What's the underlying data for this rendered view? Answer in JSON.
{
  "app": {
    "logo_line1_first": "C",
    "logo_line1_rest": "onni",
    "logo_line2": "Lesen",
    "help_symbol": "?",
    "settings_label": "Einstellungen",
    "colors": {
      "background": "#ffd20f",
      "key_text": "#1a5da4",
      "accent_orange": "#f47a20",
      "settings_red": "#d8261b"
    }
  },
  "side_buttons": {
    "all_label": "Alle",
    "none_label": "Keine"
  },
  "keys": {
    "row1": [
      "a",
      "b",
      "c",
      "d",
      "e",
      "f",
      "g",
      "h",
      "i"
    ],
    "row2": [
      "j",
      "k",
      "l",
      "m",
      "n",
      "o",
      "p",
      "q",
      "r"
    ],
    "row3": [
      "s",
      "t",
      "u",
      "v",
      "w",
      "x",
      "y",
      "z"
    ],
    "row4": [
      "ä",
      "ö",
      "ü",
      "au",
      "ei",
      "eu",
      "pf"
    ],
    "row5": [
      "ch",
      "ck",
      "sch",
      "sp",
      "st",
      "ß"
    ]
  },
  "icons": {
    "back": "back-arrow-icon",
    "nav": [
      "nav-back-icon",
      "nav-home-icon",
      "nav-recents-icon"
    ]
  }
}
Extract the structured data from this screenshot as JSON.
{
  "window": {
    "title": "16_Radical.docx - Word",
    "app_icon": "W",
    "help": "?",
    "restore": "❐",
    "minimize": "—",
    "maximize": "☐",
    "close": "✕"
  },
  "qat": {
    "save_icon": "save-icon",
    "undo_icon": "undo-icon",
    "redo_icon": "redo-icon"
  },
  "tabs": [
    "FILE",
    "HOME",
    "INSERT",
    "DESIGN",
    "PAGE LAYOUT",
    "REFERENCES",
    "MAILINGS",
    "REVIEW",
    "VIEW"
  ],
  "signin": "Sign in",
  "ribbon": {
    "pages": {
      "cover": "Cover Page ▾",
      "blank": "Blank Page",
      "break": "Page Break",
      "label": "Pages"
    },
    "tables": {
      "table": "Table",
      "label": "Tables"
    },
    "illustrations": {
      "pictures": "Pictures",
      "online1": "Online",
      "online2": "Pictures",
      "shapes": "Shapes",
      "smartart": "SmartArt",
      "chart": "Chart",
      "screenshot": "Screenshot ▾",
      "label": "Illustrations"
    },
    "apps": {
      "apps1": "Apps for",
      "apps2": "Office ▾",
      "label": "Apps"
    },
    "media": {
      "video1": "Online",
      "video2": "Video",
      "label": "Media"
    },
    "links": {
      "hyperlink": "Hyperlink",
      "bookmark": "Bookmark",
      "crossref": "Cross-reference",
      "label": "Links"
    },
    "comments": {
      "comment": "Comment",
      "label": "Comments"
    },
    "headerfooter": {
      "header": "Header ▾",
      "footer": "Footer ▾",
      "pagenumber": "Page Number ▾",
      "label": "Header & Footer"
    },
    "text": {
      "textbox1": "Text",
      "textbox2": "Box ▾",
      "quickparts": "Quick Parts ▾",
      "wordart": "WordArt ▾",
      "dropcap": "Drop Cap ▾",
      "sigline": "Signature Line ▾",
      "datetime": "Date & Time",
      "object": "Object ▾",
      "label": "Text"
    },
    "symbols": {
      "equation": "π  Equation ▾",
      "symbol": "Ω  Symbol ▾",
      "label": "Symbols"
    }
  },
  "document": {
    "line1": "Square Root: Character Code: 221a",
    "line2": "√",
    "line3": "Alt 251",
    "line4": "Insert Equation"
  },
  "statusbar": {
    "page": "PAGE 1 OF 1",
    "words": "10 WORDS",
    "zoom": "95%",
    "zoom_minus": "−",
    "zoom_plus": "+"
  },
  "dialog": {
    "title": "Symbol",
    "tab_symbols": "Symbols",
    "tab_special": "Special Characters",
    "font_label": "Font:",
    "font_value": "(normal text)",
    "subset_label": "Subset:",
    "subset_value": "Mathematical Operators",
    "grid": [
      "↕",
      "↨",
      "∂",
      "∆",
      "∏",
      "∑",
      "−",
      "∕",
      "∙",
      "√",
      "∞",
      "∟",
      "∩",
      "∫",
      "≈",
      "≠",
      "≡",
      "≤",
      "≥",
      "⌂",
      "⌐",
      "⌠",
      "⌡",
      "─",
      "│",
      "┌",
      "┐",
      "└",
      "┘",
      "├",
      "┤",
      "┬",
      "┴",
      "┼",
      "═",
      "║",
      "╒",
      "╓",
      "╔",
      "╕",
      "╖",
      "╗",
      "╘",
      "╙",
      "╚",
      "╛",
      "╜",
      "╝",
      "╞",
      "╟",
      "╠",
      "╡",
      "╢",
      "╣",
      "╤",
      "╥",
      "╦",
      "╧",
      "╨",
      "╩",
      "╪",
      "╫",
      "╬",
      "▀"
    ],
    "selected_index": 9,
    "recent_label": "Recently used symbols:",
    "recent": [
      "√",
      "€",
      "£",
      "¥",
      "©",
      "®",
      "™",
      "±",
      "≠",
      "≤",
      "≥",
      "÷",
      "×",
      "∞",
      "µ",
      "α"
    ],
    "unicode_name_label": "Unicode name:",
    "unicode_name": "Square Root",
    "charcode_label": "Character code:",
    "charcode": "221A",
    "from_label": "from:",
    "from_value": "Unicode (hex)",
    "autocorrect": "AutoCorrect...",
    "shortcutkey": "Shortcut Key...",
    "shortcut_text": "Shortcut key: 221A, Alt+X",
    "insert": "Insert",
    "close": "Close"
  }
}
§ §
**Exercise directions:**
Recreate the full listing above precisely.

**Reply to the task:**
What's the underlying data for this rendered view? Answer in JSON.
{
  "app": {
    "logo_line1_first": "C",
    "logo_line1_rest": "onni",
    "logo_line2": "Lesen",
    "help_symbol": "?",
    "settings_label": "Einstellungen",
    "colors": {
      "background": "#ffd20f",
      "key_text": "#1a5da4",
      "accent_orange": "#f47a20",
      "settings_red": "#d8261b"
    }
  },
  "side_buttons": {
    "all_label": "Alle",
    "none_label": "Keine"
  },
  "keys": {
    "row1": [
      "a",
      "b",
      "c",
      "d",
      "e",
      "f",
      "g",
      "h",
      "i"
    ],
    "row2": [
      "j",
      "k",
      "l",
      "m",
      "n",
      "o",
      "p",
      "q",
      "r"
    ],
    "row3": [
      "s",
      "t",
      "u",
      "v",
      "w",
      "x",
      "y",
      "z"
    ],
    "row4": [
      "ä",
      "ö",
      "ü",
      "au",
      "ei",
      "eu",
      "pf"
    ],
    "row5": [
      "ch",
      "ck",
      "sch",
      "sp",
      "st",
      "ß"
    ]
  },
  "icons": {
    "back": "back-arrow-icon",
    "nav": [
      "nav-back-icon",
      "nav-home-icon",
      "nav-recents-icon"
    ]
  }
}
Extract the structured data from this screenshot as JSON.
{
  "window": {
    "title": "16_Radical.docx - Word",
    "app_icon": "W",
    "help": "?",
    "restore": "❐",
    "minimize": "—",
    "maximize": "☐",
    "close": "✕"
  },
  "qat": {
    "save_icon": "save-icon",
    "undo_icon": "undo-icon",
    "redo_icon": "redo-icon"
  },
  "tabs": [
    "FILE",
    "HOME",
    "INSERT",
    "DESIGN",
    "PAGE LAYOUT",
    "REFERENCES",
    "MAILINGS",
    "REVIEW",
    "VIEW"
  ],
  "signin": "Sign in",
  "ribbon": {
    "pages": {
      "cover": "Cover Page ▾",
      "blank": "Blank Page",
      "break": "Page Break",
      "label": "Pages"
    },
    "tables": {
      "table": "Table",
      "label": "Tables"
    },
    "illustrations": {
      "pictures": "Pictures",
      "online1": "Online",
      "online2": "Pictures",
      "shapes": "Shapes",
      "smartart": "SmartArt",
      "chart": "Chart",
      "screenshot": "Screenshot ▾",
      "label": "Illustrations"
    },
    "apps": {
      "apps1": "Apps for",
      "apps2": "Office ▾",
      "label": "Apps"
    },
    "media": {
      "video1": "Online",
      "video2": "Video",
      "label": "Media"
    },
    "links": {
      "hyperlink": "Hyperlink",
      "bookmark": "Bookmark",
      "crossref": "Cross-reference",
      "label": "Links"
    },
    "comments": {
      "comment": "Comment",
      "label": "Comments"
    },
    "headerfooter": {
      "header": "Header ▾",
      "footer": "Footer ▾",
      "pagenumber": "Page Number ▾",
      "label": "Header & Footer"
    },
    "text": {
      "textbox1": "Text",
      "textbox2": "Box ▾",
      "quickparts": "Quick Parts ▾",
      "wordart": "WordArt ▾",
      "dropcap": "Drop Cap ▾",
      "sigline": "Signature Line ▾",
      "datetime": "Date & Time",
      "object": "Object ▾",
      "label": "Text"
    },
    "symbols": {
      "equation": "π  Equation ▾",
      "symbol": "Ω  Symbol ▾",
      "label": "Symbols"
    }
  },
  "document": {
    "line1": "Square Root: Character Code: 221a",
    "line2": "√",
    "line3": "Alt 251",
    "line4": "Insert Equation"
  },
  "statusbar": {
    "page": "PAGE 1 OF 1",
    "words": "10 WORDS",
    "zoom": "95%",
    "zoom_minus": "−",
    "zoom_plus": "+"
  },
  "dialog": {
    "title": "Symbol",
    "tab_symbols": "Symbols",
    "tab_special": "Special Characters",
    "font_label": "Font:",
    "font_value": "(normal text)",
    "subset_label": "Subset:",
    "subset_value": "Mathematical Operators",
    "grid": [
      "↕",
      "↨",
      "∂",
      "∆",
      "∏",
      "∑",
      "−",
      "∕",
      "∙",
      "√",
      "∞",
      "∟",
      "∩",
      "∫",
      "≈",
      "≠",
      "≡",
      "≤",
      "≥",
      "⌂",
      "⌐",
      "⌠",
      "⌡",
      "─",
      "│",
      "┌",
      "┐",
      "└",
      "┘",
      "├",
      "┤",
      "┬",
      "┴",
      "┼",
      "═",
      "║",
      "╒",
      "╓",
      "╔",
      "╕",
      "╖",
      "╗",
      "╘",
      "╙",
      "╚",
      "╛",
      "╜",
      "╝",
      "╞",
      "╟",
      "╠",
      "╡",
      "╢",
      "╣",
      "╤",
      "╥",
      "╦",
      "╧",
      "╨",
      "╩",
      "╪",
      "╫",
      "╬",
      "▀"
    ],
    "selected_index": 9,
    "recent_label": "Recently used symbols:",
    "recent": [
      "√",
      "€",
      "£",
      "¥",
      "©",
      "®",
      "™",
      "±",
      "≠",
      "≤",
      "≥",
      "÷",
      "×",
      "∞",
      "µ",
      "α"
    ],
    "unicode_name_label": "Unicode name:",
    "unicode_name": "Square Root",
    "charcode_label": "Character code:",
    "charcode": "221A",
    "from_label": "from:",
    "from_value": "Unicode (hex)",
    "autocorrect": "AutoCorrect...",
    "shortcutkey": "Shortcut Key...",
    "shortcut_text": "Shortcut key: 221A, Alt+X",
    "insert": "Insert",
    "close": "Close"
  }
}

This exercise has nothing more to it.